• [WORK INSTRUCTION] Please copy every line of the material exactly.

..........

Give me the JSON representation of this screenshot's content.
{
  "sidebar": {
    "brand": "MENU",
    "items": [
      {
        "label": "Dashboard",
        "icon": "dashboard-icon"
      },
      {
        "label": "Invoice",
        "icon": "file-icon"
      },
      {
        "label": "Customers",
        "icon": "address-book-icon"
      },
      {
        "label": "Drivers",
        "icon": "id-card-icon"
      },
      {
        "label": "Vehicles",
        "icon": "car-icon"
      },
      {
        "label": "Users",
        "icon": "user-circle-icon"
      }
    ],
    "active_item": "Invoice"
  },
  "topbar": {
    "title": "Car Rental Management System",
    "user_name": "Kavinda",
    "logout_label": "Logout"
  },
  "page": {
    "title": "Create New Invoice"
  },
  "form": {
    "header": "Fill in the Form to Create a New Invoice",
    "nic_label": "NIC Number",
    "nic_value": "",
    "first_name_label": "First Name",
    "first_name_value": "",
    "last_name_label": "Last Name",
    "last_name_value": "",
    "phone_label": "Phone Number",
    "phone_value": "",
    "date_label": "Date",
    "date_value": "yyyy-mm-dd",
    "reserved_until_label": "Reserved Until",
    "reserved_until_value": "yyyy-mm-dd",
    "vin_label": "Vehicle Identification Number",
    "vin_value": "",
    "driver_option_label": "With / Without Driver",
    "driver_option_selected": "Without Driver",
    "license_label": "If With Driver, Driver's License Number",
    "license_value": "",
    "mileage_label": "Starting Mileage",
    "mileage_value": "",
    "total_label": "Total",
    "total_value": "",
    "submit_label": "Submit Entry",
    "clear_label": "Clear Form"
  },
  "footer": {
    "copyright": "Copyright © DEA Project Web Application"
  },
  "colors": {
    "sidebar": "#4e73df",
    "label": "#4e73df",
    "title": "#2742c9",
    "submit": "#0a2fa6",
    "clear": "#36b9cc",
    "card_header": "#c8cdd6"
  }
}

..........

• [SOLUTION BELOW]
Give me the JSON representation of this screenshot's content.
{
  "sidebar": {
    "brand": "MENU",
    "items": [
      {
        "label": "Dashboard",
        "icon": "dashboard-icon"
      },
      {
        "label": "Invoice",
        "icon": "file-icon"
      },
      {
        "label": "Customers",
        "icon": "address-book-icon"
      },
      {
        "label": "Drivers",
        "icon": "id-card-icon"
      },
      {
        "label": "Vehicles",
        "icon": "car-icon"
      },
      {
        "label": "Users",
        "icon": "user-circle-icon"
      }
    ],
    "active_item": "Invoice"
  },
  "topbar": {
    "title": "Car Rental Management System",
    "user_name": "Kavinda",
    "logout_label": "Logout"
  },
  "page": {
    "title": "Create New Invoice"
  },
  "form": {
    "header": "Fill in the Form to Create a New Invoice",
    "nic_label": "NIC Number",
    "nic_value": "",
    "first_name_label": "First Name",
    "first_name_value": "",
    "last_name_label": "Last Name",
    "last_name_value": "",
    "phone_label": "Phone Number",
    "phone_value": "",
    "date_label": "Date",
    "date_value": "yyyy-mm-dd",
    "reserved_until_label": "Reserved Until",
    "reserved_until_value": "yyyy-mm-dd",
    "vin_label": "Vehicle Identification Number",
    "vin_value": "",
    "driver_option_label": "With / Without Driver",
    "driver_option_selected": "Without Driver",
    "license_label": "If With Driver, Driver's License Number",
    "license_value": "",
    "mileage_label": "Starting Mileage",
    "mileage_value": "",
    "total_label": "Total",
    "total_value": "",
    "submit_label": "Submit Entry",
    "clear_label": "Clear Form"
  },
  "footer": {
    "copyright": "Copyright © DEA Project Web Application"
  },
  "colors": {
    "sidebar": "#4e73df",
    "label": "#4e73df",
    "title": "#2742c9",
    "submit": "#0a2fa6",
    "clear": "#36b9cc",
    "card_header": "#c8cdd6"
  }
}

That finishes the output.